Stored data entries
※
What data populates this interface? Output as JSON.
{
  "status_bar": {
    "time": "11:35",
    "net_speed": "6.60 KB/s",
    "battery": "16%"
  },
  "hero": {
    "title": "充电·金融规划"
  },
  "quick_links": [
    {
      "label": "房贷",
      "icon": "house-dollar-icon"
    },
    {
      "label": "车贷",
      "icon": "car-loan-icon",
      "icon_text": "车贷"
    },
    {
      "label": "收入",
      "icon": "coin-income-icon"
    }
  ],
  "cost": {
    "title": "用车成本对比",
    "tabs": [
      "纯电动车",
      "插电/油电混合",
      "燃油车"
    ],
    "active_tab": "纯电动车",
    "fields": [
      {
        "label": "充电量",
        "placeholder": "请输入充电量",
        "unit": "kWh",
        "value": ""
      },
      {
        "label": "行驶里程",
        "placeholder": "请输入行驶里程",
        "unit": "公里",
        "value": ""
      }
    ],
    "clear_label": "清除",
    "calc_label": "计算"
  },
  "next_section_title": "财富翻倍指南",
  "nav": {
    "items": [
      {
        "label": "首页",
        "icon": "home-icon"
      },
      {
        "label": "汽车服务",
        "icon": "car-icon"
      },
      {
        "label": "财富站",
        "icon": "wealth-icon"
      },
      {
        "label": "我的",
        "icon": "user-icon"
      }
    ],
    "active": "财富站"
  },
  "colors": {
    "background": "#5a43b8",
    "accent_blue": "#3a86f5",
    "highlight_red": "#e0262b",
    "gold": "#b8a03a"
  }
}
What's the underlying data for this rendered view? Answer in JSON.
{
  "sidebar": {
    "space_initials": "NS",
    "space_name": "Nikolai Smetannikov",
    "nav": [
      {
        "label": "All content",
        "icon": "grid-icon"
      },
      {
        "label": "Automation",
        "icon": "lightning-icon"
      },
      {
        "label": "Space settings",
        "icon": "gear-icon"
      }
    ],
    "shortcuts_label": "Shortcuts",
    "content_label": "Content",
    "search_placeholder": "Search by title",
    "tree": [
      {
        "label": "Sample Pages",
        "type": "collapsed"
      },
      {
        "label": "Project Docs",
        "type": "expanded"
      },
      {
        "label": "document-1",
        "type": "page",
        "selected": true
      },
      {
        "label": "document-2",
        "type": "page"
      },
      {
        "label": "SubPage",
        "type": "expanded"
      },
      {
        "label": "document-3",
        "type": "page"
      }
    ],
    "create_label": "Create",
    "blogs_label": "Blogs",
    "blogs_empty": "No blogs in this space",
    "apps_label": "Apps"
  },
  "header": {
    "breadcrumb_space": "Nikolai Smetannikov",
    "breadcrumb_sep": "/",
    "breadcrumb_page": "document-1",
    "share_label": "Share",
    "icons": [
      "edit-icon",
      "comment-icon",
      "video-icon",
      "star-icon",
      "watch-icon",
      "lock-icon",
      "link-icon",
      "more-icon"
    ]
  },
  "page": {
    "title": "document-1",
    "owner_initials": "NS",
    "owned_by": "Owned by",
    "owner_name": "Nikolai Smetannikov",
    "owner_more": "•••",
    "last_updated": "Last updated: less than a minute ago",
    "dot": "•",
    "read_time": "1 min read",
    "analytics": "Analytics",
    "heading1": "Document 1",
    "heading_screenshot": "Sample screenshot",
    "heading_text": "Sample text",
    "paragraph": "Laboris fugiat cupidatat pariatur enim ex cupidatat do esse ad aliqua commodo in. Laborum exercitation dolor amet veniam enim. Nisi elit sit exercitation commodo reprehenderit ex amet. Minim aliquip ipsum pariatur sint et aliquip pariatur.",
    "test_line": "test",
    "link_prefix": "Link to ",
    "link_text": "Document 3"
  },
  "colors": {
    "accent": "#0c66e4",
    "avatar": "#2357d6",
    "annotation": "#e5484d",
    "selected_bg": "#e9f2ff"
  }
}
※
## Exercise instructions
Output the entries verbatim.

## Solution to the problem
What data populates this interface? Output as JSON.
{
  "status_bar": {
    "time": "11:35",
    "net_speed": "6.60 KB/s",
    "battery": "16%"
  },
  "hero": {
    "title": "充电·金融规划"
  },
  "quick_links": [
    {
      "label": "房贷",
      "icon": "house-dollar-icon"
    },
    {
      "label": "车贷",
      "icon": "car-loan-icon",
      "icon_text": "车贷"
    },
    {
      "label": "收入",
      "icon": "coin-income-icon"
    }
  ],
  "cost": {
    "title": "用车成本对比",
    "tabs": [
      "纯电动车",
      "插电/油电混合",
      "燃油车"
    ],
    "active_tab": "纯电动车",
    "fields": [
      {
        "label": "充电量",
        "placeholder": "请输入充电量",
        "unit": "kWh",
        "value": ""
      },
      {
        "label": "行驶里程",
        "placeholder": "请输入行驶里程",
        "unit": "公里",
        "value": ""
      }
    ],
    "clear_label": "清除",
    "calc_label": "计算"
  },
  "next_section_title": "财富翻倍指南",
  "nav": {
    "items": [
      {
        "label": "首页",
        "icon": "home-icon"
      },
      {
        "label": "汽车服务",
        "icon": "car-icon"
      },
      {
        "label": "财富站",
        "icon": "wealth-icon"
      },
      {
        "label": "我的",
        "icon": "user-icon"
      }
    ],
    "active": "财富站"
  },
  "colors": {
    "background": "#5a43b8",
    "accent_blue": "#3a86f5",
    "highlight_red": "#e0262b",
    "gold": "#b8a03a"
  }
}
What's the underlying data for this rendered view? Answer in JSON.
{
  "sidebar": {
    "space_initials": "NS",
    "space_name": "Nikolai Smetannikov",
    "nav": [
      {
        "label": "All content",
        "icon": "grid-icon"
      },
      {
        "label": "Automation",
        "icon": "lightning-icon"
      },
      {
        "label": "Space settings",
        "icon": "gear-icon"
      }
    ],
    "shortcuts_label": "Shortcuts",
    "content_label": "Content",
    "search_placeholder": "Search by title",
    "tree": [
      {
        "label": "Sample Pages",
        "type": "collapsed"
      },
      {
        "label": "Project Docs",
        "type": "expanded"
      },
      {
        "label": "document-1",
        "type": "page",
        "selected": true
      },
      {
        "label": "document-2",
        "type": "page"
      },
      {
        "label": "SubPage",
        "type": "expanded"
      },
      {
        "label": "document-3",
        "type": "page"
      }
    ],
    "create_label": "Create",
    "blogs_label": "Blogs",
    "blogs_empty": "No blogs in this space",
    "apps_label": "Apps"
  },
  "header": {
    "breadcrumb_space": "Nikolai Smetannikov",
    "breadcrumb_sep": "/",
    "breadcrumb_page": "document-1",
    "share_label": "Share",
    "icons": [
      "edit-icon",
      "comment-icon",
      "video-icon",
      "star-icon",
      "watch-icon",
      "lock-icon",
      "link-icon",
      "more-icon"
    ]
  },
  "page": {
    "title": "document-1",
    "owner_initials": "NS",
    "owned_by": "Owned by",
    "owner_name": "Nikolai Smetannikov",
    "owner_more": "•••",
    "last_updated": "Last updated: less than a minute ago",
    "dot": "•",
    "read_time": "1 min read",
    "analytics": "Analytics",
    "heading1": "Document 1",
    "heading_screenshot": "Sample screenshot",
    "heading_text": "Sample text",
    "paragraph": "Laboris fugiat cupidatat pariatur enim ex cupidatat do esse ad aliqua commodo in. Laborum exercitation dolor amet veniam enim. Nisi elit sit exercitation commodo reprehenderit ex amet. Minim aliquip ipsum pariatur sint et aliquip pariatur.",
    "test_line": "test",
    "link_prefix": "Link to ",
    "link_text": "Document 3"
  },
  "colors": {
    "accent": "#0c66e4",
    "avatar": "#2357d6",
    "annotation": "#e5484d",
    "selected_bg": "#e9f2ff"
  }
}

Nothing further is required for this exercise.